Hedeoma pulegioides (American pennyroyal)
Hieracium paniculatum (panicled hawkweed) 9/17/03
Impatiens capensis (orange jewelweed)  9/12/03
Lapsana communis (nipplewort) 9/12/03
Lepidium virginicum (poor man's pepper)
Lespedeza sp. (bush clover)
Lobelia inflata (Indian tobacco)
Monotropa uniflora (Indian pipe)
Narcissus sp. (daffodil) 4/16/04 9/12/03
Oxalis sp. (yellow wood sorrel) 9/12/03
Paronychia canadensis (forked chickweed)
Phytolacca americana (pokeweed)
Pilea pumila (clearweed)
Polygonum arifolium (halberd-leaved tearthumb)
Polygonum cuspidatum (Japanese knotweed)
Polygonum sp. (hydropiper?) (water pepper?) 9/12/03
Polygonum sagittatum (arrow-leaved tearthumb) 9/12/03
Polygonum virginianum (jumpseed)
Potentilla simplex (common cinquefoil)
Prunella vulgaris (self-heal)
Saponaria officinalis (bouncing bet)  9/16/03
Satureja vulgaris (wild basil)
Scilla sp. (squill)  4/16/04
Sedum sarmentosum (stonecrop)
Smilacina racemosa (false Solomon's seal)
Solidago rugosa (rough-leaved goldenrod) 9/12/03 9/17/03
Symplocarpus foetidus (skunk cabbage)
Taraxacum officinale (common dandelion) 9/17/03
Trifolium pratense (red clover) 9/12/03 9/17/03
Tussilago farfara (coltsfoot)
Verbena urticifolia (white vervain)
Veronica officinalis (common speedwell)
Viola palmata (palmate-leaved violet)

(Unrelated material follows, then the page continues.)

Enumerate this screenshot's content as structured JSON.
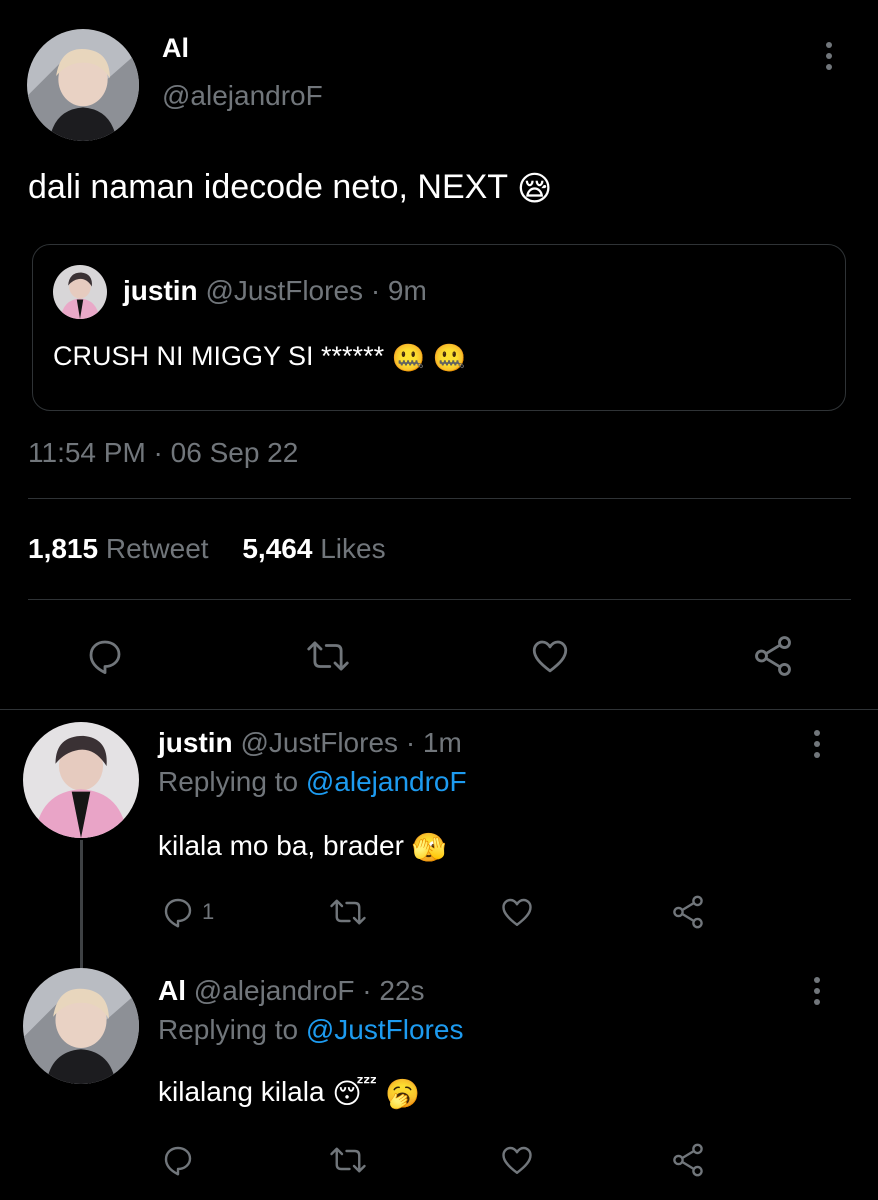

Juncus effusus (soft rush)
Juncus tenuis (path rush)

Carex crinita (sedge)
Carex laxiflora type (loose flowered sedge type)
Carex pensylvanica (Pennsylvania sedge)
Carex stricta (tussock sedge)
Cyperus sp. (nut or umbrella sedge)

Cinna arundinacea (wood reedgrass)
Dactylis glomerata (orchard grass)
Digitaria sp. (crab grass)
Elymus hystrix (bottlebrush grass)
Leersia virginica (white grass)
Microstegium vimineum (Japanese stilt grass)
Panicum clandestinum (deer-tongue grass)
Phleum pratense (timothy grass)
Phragmites australis (giant reedgrass)
Poa compressa (Canada bluegrass)
Schizachyrium scoparium (little blue stem grass)
Setaria faberi (nodding foxtail grass)
Setaria glauca (yellow foxtail grass)
Tridens flavus (purple top grass)

Equisetum arvense (field horsetail)
Adiantum pedatum (maidenhair fern)
Athyrium filix-femina (lady fern)
Dennstaedtia punctilobula (hay-scented fern)
Dryopteris marginalis (marginal woodfern)
Onoclea sensibilis (sensitive fern)
Osmunda cinnamomea (cinnamon fern)
Osmunda regalis (royal fern)
Polypodium sp. (rockcap fern)
Polystichum acrostichoides (Christmas fern)
Thelypteris noveboracensis (New York fern)